By Richard Bammer
As other California school districts do in December, Travis Unified leaders reshuffled the governing board and heard the first interim 2015-16 budget report during their meeting earlier in the week.
During elections at the Travis Education Center in Fairfield, John Dickerson was named board president, replacing Ivery Hood; Angela Weinzinger was tapped as vice president; and Riitta De Anda was named clerk.
Their terms of office will be through December 2016. The chief business official for the district, Ken Forrest was absent, but Anna Pimentel, director of fiscal services and business operations, updated the five-member board on the first interim budget report for the current school year.
via Travis Unified school leaders reshuffle board, hear first interim budget report.
By Susan Hiland
The children and parents lined up Friday for the Santa sleigh ride in front of the small barn filled with hay and children’s games.
The smell of pine trees mixed with cinnamon to make the Happy Holiday Celebration at Silveyville Christmas Tree and Pumpkin Farm feel like home.
This year’s event brought 276 children from the area for the annual event. Some were new to the farm and others had come previously. That’s a small increase from last year, which had around 255 children attending the event from various Solano County schools.
via Silveyville Christmas Tree farm charms students – yet again.
By Bill Hicks
A furious competition took place Saturday inside Vanden High School’s Jim Boyd Gymnasium, with ravenous fans cheering on their favorite side.
Teams that were evenly matched took their best shots at taking a round ball and scoring by putting it through the net.
That isn’t unusual for Jim Boyd Gymnasium. What was unusual was the fact that squeaking sneakers were not heard and the only technicals involved were the schematics outlined by the competitors.
via Lure of problem-solving for robotics students a slam dunk.
By John Glidden
A little less than a week after graffiti with reference to the terrorist group Islamic State was found on the wall at a Vallejo school, questions were raised about teacher safety.
Last Thursday, Vallejo school district officials closed Elmer Cave Language Academy for the day after graffiti was found on one of the portable classrooms. The markings referenced “ISIS” and made threats of killing and blowing people up.
Sheila Gradwohl, president of the Vallejo Education Association — the union which represents teachers in the Vallejo City Unified School District — addressed the Vallejo school board on Wednesday stating that the district administration showed disrespect to teachers.
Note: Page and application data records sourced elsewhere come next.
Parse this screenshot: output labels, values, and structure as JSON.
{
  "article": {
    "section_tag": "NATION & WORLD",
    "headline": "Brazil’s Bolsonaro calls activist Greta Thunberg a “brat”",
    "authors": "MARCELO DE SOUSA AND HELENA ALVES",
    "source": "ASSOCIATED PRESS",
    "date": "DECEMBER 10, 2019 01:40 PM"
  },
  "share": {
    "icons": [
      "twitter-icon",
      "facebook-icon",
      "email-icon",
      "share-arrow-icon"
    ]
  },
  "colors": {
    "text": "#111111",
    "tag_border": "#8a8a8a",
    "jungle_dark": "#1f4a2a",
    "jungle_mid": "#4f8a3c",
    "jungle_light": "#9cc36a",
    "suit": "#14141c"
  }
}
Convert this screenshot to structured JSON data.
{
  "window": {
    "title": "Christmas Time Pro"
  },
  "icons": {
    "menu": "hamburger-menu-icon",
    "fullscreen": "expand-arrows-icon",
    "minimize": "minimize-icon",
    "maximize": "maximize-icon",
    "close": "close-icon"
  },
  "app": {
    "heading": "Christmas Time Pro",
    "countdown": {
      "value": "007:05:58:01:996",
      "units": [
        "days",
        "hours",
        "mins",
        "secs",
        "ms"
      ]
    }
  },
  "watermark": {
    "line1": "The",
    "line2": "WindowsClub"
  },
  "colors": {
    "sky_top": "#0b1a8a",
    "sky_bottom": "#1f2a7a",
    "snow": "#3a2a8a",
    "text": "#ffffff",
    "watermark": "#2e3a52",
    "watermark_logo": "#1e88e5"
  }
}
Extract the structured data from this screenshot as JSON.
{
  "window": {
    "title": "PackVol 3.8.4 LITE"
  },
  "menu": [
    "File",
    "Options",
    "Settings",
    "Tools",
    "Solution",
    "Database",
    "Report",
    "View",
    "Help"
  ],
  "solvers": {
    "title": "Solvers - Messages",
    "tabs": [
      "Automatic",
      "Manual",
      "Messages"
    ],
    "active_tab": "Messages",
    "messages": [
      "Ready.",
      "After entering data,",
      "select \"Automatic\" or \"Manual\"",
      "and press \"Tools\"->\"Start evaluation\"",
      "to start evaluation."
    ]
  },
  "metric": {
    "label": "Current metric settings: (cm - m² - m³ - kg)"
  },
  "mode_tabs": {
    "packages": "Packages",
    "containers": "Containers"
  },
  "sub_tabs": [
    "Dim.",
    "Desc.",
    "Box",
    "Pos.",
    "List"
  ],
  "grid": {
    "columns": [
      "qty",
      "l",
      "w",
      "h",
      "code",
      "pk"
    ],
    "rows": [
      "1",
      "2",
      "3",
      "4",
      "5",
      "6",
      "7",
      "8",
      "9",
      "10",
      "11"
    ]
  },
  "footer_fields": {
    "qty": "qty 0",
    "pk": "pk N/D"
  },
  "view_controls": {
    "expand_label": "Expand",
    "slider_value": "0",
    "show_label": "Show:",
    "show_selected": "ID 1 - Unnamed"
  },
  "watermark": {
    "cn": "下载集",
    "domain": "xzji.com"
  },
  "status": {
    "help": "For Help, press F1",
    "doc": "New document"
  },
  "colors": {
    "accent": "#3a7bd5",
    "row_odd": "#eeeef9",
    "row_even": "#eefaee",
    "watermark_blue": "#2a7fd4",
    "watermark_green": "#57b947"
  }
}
via Teacher safety addressed during Vallejo school board meeting.
By Sally Schilling
At least 27 percent of Suisun-Fairfield Unified School District’s seventh graders reported having access to alcohol during the 2013-2014 school year.
That’s just one of several statistics from the California Healthy Kids Survey that inspired Suisun City’s Alcohol, Tobacco and Other Drug Prevention Coalition (ATOD) to host public workshops on teen alcohol access.
“We’re hoping to educate the community with the data,” said Cathy Rader, ATOD coordinator.
The workshops will focus on the impacts of addictive substances and how teens are getting their hands on alcohol, Rader said.
via Workshops to discuss teen alcohol access.
By Richard Bammer
Robotics season for California middle and high school students gears up at this time of year.
Just in time to distract them from semester-ending exams and the holidays, the 2015-16 VEX Robotics Competition will be Saturday at Vanden High in Fairfield.
More than 40 Northern California teams will vie for honors for doing their best to satisfy the requirements of a game called “Nothing But Net,” with teams try to place small balls into high and low goals or by elevating their ’bots in a “climbing zone.” With each team using, essentially, pint-sized robots, the competition will be played on 12-by-12-foot field. Two alliances — one “red,” the other “blue” — of two teams each will compete in matches consisting of a 15-second “autonomous” period, followed by one minute and 45 seconds of play controlled by the robot’s driver. The object of the game, of course, is to achieve a score higher than those of opposing alliances.
via VEX Robotics Competition Saturday at Vanden High.